#### [INSTRUCTIONS FOR THE TASK]
Pull out every line below that holds the word "this".
**** RECORDS FOR THE TASK ****
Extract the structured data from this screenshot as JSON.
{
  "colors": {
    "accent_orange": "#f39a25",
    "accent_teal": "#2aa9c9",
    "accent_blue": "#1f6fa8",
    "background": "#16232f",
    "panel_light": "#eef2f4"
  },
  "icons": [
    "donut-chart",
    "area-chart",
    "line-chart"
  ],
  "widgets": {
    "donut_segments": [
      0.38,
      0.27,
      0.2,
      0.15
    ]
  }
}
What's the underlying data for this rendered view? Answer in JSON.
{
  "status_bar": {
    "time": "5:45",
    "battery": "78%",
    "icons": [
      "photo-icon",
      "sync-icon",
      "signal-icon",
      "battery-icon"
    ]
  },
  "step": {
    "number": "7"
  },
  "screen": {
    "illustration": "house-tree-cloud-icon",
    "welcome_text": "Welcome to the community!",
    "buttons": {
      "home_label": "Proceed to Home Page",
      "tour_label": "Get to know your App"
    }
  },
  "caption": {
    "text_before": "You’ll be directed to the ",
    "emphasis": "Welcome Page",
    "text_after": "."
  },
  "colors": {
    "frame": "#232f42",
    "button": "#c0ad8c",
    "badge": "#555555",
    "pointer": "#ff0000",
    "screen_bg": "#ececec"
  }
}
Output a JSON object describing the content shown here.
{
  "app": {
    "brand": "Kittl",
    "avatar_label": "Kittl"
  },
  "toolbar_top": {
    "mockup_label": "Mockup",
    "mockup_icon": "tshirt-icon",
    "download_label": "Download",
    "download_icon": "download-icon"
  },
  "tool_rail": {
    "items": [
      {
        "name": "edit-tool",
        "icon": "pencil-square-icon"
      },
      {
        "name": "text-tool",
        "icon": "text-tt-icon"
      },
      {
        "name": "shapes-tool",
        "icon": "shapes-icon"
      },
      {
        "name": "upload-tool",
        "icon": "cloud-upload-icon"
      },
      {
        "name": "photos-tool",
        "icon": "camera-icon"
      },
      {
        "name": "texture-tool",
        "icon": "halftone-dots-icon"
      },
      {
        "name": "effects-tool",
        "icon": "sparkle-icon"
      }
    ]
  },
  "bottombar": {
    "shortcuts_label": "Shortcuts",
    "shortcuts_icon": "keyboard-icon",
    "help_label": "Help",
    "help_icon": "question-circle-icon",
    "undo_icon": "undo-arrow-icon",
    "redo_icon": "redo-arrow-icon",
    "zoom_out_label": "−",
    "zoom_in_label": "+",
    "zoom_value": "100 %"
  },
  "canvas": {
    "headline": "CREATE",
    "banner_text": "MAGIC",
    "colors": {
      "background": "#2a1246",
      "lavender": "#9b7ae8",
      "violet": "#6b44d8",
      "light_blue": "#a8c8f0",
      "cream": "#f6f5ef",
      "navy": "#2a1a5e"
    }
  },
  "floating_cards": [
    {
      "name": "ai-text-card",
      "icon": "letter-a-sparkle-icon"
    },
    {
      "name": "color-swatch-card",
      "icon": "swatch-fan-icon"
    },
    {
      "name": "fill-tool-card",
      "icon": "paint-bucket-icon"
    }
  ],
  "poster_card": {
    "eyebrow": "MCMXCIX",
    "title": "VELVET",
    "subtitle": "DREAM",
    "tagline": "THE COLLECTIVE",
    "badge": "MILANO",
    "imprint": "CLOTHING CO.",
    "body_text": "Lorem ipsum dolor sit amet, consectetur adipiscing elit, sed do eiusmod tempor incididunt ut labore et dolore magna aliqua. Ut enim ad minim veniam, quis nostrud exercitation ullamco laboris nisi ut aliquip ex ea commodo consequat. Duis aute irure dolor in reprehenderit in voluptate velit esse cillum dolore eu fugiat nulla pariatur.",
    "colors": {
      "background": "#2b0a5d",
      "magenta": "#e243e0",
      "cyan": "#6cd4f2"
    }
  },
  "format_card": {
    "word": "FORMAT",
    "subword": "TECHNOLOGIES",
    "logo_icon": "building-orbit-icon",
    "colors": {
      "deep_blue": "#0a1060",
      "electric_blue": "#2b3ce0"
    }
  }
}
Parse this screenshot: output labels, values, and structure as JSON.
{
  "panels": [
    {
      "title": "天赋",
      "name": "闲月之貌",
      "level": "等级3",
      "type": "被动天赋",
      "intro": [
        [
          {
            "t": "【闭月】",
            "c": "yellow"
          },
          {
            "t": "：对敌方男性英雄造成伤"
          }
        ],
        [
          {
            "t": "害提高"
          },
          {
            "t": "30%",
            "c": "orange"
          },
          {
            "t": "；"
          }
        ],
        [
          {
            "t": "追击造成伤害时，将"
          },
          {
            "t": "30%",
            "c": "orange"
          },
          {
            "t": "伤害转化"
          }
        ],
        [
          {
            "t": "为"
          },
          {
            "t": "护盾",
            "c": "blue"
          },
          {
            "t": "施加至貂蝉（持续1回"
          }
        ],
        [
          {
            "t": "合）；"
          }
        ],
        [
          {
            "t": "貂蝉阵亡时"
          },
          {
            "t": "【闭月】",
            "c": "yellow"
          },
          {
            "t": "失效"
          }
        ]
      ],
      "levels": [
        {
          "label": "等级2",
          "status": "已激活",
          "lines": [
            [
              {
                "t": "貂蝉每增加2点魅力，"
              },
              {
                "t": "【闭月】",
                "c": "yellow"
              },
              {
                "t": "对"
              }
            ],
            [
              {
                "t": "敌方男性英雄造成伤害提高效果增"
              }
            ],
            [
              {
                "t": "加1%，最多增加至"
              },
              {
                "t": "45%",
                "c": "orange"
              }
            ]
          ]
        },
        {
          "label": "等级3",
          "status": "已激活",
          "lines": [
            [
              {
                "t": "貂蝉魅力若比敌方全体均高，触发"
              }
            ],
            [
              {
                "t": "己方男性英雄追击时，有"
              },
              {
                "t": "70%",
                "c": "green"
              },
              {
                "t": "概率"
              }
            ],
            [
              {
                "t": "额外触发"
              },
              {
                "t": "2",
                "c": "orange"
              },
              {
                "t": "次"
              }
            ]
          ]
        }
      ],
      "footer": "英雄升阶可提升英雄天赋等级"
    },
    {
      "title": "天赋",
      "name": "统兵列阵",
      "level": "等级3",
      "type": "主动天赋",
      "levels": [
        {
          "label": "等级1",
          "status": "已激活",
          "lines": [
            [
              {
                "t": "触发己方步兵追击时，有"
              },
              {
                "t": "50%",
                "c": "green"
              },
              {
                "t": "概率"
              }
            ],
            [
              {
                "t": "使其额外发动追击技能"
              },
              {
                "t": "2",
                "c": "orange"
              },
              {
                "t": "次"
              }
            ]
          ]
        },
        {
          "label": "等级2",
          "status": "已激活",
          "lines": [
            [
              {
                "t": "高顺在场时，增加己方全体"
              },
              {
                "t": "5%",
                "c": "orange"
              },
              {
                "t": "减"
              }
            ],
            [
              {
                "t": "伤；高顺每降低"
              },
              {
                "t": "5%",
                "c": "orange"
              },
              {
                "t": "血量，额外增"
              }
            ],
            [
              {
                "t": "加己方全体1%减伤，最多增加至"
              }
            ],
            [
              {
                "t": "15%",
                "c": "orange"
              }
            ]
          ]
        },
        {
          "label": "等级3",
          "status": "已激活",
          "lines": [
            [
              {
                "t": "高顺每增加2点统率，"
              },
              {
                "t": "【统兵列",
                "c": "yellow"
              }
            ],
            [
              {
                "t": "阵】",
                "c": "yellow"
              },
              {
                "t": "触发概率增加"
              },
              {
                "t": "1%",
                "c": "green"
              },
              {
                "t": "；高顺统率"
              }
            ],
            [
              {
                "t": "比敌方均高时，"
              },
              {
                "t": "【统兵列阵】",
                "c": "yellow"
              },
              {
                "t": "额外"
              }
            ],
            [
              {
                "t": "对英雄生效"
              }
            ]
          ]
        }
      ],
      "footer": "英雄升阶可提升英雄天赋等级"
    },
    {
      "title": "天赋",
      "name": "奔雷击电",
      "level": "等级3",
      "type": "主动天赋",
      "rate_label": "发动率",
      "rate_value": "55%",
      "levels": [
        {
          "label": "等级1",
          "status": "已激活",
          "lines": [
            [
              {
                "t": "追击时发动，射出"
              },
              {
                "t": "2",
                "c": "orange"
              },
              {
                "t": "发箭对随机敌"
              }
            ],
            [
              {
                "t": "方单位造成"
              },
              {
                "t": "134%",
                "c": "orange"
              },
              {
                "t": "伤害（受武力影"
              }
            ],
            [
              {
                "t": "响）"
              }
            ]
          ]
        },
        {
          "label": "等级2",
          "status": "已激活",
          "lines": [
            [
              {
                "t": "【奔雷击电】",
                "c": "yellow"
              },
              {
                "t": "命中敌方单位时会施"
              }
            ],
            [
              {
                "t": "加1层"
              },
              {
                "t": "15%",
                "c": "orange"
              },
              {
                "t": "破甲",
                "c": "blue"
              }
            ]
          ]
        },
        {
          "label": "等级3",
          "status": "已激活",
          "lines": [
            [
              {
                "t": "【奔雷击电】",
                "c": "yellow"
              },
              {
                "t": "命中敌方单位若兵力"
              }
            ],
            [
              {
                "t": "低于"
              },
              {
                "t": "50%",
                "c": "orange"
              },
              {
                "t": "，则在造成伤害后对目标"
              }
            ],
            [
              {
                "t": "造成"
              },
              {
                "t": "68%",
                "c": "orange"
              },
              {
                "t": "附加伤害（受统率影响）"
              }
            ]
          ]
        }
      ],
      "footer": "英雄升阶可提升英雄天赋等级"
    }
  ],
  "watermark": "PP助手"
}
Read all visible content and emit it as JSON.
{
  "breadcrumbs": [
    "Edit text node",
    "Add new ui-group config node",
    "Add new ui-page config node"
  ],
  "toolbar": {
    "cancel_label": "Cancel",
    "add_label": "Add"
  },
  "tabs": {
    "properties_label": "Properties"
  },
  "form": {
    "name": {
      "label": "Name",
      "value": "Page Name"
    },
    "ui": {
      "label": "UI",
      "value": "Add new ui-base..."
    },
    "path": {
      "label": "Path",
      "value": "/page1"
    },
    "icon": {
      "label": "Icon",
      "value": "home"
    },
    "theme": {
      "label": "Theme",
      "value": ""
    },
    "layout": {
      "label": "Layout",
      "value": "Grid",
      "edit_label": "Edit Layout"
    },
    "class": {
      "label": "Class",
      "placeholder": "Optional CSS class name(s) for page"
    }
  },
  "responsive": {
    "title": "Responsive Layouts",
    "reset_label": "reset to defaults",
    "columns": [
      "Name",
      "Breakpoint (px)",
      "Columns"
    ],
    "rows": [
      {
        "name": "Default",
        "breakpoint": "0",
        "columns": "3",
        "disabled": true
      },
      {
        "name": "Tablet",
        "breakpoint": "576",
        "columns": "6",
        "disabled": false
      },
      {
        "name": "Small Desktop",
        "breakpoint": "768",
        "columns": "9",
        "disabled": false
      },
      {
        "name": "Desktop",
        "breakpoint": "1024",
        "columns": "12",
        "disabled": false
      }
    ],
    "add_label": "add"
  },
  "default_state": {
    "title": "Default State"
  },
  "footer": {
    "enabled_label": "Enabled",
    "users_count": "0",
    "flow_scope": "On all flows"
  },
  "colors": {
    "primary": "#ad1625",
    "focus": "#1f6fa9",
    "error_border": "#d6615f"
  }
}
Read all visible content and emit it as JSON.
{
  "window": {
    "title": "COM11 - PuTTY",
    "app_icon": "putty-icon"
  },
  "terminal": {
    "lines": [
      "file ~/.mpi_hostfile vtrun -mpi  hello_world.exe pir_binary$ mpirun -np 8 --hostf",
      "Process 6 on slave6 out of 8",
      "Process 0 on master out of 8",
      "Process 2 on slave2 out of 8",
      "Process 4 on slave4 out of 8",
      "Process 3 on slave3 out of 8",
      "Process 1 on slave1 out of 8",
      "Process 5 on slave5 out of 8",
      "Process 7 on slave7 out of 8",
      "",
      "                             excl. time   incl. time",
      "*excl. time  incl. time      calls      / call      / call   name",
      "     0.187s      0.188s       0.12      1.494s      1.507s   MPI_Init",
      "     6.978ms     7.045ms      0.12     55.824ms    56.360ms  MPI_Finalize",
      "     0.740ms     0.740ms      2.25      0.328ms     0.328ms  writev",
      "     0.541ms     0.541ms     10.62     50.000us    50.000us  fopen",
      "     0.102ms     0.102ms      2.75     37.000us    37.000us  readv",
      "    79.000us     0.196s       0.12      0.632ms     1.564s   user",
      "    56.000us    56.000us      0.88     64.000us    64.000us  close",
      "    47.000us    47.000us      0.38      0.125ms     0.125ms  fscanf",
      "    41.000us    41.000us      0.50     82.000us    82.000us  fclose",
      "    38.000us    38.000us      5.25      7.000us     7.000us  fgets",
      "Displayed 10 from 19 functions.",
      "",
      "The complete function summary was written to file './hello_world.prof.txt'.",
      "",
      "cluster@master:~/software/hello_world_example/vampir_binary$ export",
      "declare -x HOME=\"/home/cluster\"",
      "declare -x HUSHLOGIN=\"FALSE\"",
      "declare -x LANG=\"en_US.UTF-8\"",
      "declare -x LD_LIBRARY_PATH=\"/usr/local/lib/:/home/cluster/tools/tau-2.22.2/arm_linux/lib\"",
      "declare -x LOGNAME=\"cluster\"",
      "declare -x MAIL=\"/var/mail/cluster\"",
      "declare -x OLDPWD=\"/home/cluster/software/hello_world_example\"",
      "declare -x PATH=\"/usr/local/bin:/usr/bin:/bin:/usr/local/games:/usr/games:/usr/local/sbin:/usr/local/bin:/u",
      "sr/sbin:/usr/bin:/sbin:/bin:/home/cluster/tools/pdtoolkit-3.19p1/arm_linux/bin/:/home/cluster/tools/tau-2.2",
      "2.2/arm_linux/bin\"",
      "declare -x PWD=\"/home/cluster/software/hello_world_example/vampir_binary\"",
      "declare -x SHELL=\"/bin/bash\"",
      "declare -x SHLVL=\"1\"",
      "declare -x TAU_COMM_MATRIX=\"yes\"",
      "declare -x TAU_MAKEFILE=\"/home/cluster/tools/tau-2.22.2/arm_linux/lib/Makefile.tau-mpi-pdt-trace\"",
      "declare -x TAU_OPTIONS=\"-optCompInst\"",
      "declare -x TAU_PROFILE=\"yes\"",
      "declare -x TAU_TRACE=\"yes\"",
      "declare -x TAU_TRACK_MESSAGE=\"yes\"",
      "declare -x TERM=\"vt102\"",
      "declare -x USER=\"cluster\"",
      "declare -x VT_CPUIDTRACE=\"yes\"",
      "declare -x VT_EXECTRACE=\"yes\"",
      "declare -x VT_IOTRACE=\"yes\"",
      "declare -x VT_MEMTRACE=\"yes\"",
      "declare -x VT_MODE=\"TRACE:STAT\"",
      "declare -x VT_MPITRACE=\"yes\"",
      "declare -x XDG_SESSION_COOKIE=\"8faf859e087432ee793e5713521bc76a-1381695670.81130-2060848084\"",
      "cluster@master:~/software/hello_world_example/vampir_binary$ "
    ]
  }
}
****
#### [RESPONSE BOX]
Extract the structured data from this screenshot as JSON.
What's the underlying data for this rendered view? Answer in JSON.
Parse this screenshot: output labels, values, and structure as JSON.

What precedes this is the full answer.